1. Justice itself may set both hand and seal to the acquittances and discharges of believers.
2. The greatest innocence and piety cannot exempt from persecution and injury. Persecution follows piety as the shadow does the body, 2 Tim. 3:12. Let it not be said of you, as it is of the hypocrite, whose lusts are only hid, but not mortified by his duties, that he is like flint, which seems cold; but if you strike him, he is all fiery. To do well, and suffer ill, is Christ-like.
3. Such as are full of grace and holiness, may be destitute and empty of creature-comforts.
4. Those in whom Satan has no interest, may have most trouble from him in this world, John 14:30. “The Prince of this world comes, and has nothing in me.” Where he knows he cannot be a conqueror he will not cease to be a troubler.
5. A compassionate spirit, towards such as labor under burdens of sin, or affliction, is Christ like, and truly excellent, Col 3:12; Rom 12:15; 2 Cor 11:29; Gal 6:1.
6. The judgement the world gives of persons, and their worth, is little to be regarded. The saints are styled persons, “of whom the world is not worthy” Heb. 11:38.

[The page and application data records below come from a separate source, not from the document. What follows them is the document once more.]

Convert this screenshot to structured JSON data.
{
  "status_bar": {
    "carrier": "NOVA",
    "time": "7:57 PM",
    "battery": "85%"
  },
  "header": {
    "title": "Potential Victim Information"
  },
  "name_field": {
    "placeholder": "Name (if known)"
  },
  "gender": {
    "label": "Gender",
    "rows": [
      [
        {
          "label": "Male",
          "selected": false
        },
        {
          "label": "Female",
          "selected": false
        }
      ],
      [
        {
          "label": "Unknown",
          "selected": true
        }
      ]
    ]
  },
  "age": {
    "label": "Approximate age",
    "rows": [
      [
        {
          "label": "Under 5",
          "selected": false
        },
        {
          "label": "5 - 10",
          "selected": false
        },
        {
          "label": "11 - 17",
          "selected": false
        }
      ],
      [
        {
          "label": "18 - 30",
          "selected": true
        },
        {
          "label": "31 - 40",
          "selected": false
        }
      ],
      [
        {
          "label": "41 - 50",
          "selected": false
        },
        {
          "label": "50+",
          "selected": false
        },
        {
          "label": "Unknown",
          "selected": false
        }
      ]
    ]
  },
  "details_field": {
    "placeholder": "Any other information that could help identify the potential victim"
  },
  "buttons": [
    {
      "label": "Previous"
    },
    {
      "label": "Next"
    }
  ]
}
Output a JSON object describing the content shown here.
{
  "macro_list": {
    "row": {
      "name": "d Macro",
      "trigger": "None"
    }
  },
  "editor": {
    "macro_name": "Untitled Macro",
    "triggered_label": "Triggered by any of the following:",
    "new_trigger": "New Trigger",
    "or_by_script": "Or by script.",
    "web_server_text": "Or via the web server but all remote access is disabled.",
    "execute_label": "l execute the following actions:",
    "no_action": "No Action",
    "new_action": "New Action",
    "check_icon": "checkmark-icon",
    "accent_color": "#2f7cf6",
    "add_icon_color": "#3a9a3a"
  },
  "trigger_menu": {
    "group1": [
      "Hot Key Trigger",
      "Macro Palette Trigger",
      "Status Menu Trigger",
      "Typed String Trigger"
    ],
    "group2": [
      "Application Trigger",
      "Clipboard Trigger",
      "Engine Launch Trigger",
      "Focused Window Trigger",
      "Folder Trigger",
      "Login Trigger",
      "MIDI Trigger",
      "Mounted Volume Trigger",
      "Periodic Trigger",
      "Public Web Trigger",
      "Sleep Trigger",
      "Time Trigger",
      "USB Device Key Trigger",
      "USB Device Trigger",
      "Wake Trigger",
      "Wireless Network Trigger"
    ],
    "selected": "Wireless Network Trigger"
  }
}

7. Pass through all the troubles of your life with a contended, composed spirit, as Christ your fore-runner did.